Atlanta Falcons fans know better than getting too hopeful when it comes to their football team. We have seen a lot of heartbreaks over the last few years. So this week’s matchup with a team that Atlanta should beat in the San Diego Chargers is a crucial game.
Call it a trap game. Call it a win that a quality team has to get at home. Name this game what you will. Just know that week seven could mark the most crucial point in Atlanta’s season when we look back on it at the end of the year.
The Dirty Birds are rocking a 4-2 record after a tough two-game road trip to the other side of the country. They handled a Denver team easily two weeks ago with their double-headed running attack of Freeman and Coleman.

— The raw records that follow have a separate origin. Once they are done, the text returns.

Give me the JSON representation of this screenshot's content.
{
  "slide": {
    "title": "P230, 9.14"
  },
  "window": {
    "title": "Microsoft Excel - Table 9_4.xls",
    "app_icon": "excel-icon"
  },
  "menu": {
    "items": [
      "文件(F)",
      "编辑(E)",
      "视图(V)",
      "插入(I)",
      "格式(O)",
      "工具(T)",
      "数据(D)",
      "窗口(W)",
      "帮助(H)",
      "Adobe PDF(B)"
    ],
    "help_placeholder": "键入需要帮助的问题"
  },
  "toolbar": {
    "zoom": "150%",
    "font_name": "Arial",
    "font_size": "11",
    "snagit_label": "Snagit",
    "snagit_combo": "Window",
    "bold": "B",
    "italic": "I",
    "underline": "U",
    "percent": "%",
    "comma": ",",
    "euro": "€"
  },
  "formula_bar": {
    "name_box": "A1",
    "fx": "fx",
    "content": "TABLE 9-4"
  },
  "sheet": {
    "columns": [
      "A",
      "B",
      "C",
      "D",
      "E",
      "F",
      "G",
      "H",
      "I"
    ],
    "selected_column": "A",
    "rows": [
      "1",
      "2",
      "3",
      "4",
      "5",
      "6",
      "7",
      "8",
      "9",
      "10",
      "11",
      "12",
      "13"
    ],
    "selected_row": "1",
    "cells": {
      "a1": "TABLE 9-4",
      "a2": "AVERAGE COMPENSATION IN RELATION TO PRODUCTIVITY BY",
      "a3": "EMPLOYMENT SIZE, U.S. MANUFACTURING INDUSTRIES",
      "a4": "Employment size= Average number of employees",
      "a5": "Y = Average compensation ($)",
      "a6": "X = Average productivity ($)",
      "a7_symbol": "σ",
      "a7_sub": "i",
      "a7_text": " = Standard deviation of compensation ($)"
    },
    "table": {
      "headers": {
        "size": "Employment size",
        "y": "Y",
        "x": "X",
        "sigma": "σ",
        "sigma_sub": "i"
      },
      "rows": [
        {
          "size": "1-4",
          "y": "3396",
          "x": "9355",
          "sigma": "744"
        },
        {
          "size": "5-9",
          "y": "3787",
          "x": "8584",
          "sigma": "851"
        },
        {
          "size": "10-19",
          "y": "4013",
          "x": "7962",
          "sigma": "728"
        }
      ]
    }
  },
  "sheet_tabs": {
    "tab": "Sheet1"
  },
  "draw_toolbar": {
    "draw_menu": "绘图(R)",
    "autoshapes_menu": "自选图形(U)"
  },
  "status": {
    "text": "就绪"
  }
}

Then they went to the left coast and battled back against Seattle, having the game in hand near the end. If not for a dropped pass by Julio Jones that ended up being picked off, Atlanta would have headed back to Georgia with just one loss on the year.
And a swallowed whistle by the refs on the final Falcons’ drive versus the Seahawks didn’t help Atlanta’s cause.
Even though the Seattle loss hurt, the rest of the League was put on notice. Atlanta could be for real.
This does not appear to be the same team that rolled through the first five weeks like juggernauts in 2015, then fell on their face the rest of the way. No team in the NFL can be comfortable facing a team that is actually getting the ball to Julio Jones early and often, unlike last year. And having two terrors in the backfield that can run and catch has increased the consumption of Tums by defensive coordinators with Atlanta on the schedule.
Still, in Atlanta, fans can’t quite go all in with the home team. Too many times, the letdowns fall on us like a fat lineman on our QB. And it sucks.
That makes it crucial that the Falcons handle their business versus the Chargers on Sunday in the Georgia Dome. A loss will erase all the goodwill that’s been built up since week five.
The talking heads have actually been giving Dan Quinn’s team some respect the past two weeks. Lose to the 2-4 Chargers and all that respect will turn to talk of “the same old Falcons.”
And make no mistake, San Diego is capable of getting the upset on the road. They can score points, and no lead is safe with Philip Rivers flinging the ball all over the field when that is the only option left for his club.
In the old days, Atlanta fans got used to losing. Hope wasn’t a problem.
In the past few years though, things changed. Mike Smith led the team to a couple regular season records that set the team up nicely for the playoffs. Matt Ryan looked to be the savior the city needed in order to keep opposing fans from overrunning our own stadium on Sundays, as locals failed to show up en masse.
Those hopes slowed with a few uninspired playoff loses in the first round. Then hope was eviscerated when the Falcons blew a lead in the NFC Title game of 2012 and allowed San Francisco to steal their trip to the Super Bowl.
It’s up the the Falcons to change how they are perceived by the national media and truly their own fans.
It was not a good look to see the Georgia Dome only 70 percent full on opening day this year. Even worse was having about 20 percent of the fans there sporting Tampa Bay gear.
Our fanbase, myself included, needs to be more loyal to the Falcons. But for that to happen, some trust has to be built up. Many of us were tricked last year with a hot start.
Lots of us have been more cautious in 2016. If the team wants to see more loyalty among its hometown fans, beating San Diego the way they did Carolina a few weeks ago would help that cause.
Any team can get tripped up on any given Sunday. What separates consistently top level teams is that wins against lesser teams, come more regularly than losses against them.
Atlanta has shown they can play with anyone. Now they have to show they can roll right over teams with no business competing with them.
Sunday at 4:05 PM is a good time to put on that show.